- **Task brief**
From the entries, copy out every line in which the word "color" is found.

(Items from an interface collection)
++++++++++
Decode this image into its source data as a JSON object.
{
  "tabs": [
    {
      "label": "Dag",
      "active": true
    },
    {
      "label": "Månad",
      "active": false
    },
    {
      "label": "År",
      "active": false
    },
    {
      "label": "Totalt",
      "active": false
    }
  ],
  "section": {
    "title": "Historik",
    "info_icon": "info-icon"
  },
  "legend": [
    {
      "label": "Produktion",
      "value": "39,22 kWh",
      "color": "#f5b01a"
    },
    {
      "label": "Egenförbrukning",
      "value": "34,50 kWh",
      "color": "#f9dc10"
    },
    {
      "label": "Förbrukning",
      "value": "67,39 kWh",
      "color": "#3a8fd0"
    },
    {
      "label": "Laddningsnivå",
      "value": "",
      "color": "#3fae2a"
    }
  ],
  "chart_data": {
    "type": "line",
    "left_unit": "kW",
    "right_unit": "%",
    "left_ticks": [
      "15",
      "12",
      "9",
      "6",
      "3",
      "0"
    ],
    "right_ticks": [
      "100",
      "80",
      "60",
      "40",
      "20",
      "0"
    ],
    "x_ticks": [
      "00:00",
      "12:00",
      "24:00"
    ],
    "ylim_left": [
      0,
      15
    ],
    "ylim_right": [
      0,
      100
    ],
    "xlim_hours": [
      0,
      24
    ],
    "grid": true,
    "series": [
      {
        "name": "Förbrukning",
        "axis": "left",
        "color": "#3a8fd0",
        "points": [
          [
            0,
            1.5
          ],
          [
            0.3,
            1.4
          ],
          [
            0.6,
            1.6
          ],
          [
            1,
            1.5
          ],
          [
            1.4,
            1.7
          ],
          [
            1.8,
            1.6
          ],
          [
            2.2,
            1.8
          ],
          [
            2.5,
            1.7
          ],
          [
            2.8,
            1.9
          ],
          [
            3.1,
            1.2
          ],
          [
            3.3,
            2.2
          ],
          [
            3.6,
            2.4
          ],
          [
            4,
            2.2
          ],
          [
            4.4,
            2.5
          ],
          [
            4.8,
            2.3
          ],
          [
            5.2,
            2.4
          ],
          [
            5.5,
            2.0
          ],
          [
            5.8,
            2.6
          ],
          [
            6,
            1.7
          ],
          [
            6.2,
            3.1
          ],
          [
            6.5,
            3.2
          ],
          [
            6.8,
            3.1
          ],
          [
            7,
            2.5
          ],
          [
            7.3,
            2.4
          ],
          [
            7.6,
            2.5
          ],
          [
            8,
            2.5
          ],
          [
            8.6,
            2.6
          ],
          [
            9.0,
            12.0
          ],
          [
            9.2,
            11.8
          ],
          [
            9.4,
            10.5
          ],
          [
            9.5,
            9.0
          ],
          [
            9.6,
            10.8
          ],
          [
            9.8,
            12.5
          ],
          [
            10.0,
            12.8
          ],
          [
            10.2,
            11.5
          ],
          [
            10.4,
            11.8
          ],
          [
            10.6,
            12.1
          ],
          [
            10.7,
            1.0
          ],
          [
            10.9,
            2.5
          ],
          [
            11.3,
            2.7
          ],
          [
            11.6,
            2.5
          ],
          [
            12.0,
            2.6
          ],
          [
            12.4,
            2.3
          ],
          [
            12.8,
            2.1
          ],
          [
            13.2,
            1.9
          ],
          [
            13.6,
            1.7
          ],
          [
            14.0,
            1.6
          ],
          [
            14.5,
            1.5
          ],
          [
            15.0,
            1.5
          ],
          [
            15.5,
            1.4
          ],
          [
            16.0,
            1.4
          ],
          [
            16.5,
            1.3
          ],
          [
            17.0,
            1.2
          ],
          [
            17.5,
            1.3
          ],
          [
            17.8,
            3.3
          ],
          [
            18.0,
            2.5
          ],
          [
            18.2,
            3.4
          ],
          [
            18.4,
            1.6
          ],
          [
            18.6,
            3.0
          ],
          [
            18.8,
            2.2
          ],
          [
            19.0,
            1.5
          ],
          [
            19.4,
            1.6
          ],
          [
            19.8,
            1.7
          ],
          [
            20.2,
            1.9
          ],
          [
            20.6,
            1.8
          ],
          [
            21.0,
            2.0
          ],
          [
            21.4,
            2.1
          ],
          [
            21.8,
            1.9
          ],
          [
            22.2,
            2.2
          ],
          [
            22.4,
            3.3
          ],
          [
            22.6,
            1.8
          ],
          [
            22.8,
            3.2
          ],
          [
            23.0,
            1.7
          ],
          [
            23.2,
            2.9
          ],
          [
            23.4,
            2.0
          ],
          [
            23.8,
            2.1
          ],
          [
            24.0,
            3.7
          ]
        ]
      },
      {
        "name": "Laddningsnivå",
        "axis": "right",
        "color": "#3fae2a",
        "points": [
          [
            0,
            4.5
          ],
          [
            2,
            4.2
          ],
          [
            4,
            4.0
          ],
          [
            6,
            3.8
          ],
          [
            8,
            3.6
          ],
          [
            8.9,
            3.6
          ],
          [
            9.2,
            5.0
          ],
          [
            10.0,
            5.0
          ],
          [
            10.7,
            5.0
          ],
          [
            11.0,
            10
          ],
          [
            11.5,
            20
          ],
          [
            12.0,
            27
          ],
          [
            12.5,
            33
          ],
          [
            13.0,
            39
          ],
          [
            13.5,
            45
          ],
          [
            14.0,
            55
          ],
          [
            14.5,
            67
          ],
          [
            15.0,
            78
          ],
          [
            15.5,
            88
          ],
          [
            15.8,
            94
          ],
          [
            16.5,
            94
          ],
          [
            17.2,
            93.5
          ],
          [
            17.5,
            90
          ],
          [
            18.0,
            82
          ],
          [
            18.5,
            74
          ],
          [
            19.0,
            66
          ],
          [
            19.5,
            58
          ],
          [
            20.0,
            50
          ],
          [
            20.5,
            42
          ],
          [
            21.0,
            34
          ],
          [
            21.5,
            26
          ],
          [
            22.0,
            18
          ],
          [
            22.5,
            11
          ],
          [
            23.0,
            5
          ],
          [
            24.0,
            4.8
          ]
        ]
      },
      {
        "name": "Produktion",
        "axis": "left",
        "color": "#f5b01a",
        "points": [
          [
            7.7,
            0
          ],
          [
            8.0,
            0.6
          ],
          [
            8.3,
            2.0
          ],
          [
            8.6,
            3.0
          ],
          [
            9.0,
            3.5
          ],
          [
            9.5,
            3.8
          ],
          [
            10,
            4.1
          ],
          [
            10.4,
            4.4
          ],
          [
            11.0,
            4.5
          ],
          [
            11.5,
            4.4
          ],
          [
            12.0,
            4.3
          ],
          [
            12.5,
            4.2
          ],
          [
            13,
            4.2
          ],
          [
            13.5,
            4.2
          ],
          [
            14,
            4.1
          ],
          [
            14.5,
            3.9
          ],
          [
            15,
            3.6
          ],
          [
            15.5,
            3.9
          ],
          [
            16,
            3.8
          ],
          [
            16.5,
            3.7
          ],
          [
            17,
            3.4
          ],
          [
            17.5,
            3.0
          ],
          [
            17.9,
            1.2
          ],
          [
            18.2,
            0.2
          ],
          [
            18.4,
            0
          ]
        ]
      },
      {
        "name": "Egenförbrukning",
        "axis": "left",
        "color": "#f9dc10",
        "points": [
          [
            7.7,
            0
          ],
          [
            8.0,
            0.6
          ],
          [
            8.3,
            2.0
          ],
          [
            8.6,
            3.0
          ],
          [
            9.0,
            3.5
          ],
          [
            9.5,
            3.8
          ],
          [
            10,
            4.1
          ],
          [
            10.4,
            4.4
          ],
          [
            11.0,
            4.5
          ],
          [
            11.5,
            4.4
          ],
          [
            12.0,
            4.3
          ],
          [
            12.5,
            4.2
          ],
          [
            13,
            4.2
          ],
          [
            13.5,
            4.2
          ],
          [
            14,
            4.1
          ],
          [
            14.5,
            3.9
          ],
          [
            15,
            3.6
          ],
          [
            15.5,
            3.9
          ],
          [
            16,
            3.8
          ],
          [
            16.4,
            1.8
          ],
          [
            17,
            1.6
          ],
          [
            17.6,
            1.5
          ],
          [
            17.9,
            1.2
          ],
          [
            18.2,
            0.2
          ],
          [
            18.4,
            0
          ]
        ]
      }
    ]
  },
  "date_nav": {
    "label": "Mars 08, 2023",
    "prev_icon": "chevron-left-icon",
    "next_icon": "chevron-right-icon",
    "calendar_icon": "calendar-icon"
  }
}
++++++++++
- **Solution for this task**
      "color": "#f5b01a"
      "color": "#f9dc10"
      "color": "#3a8fd0"
      "color": "#3fae2a"
        "color": "#3a8fd0",
        "color": "#3fae2a",
        "color": "#f5b01a",
        "color": "#f9dc10",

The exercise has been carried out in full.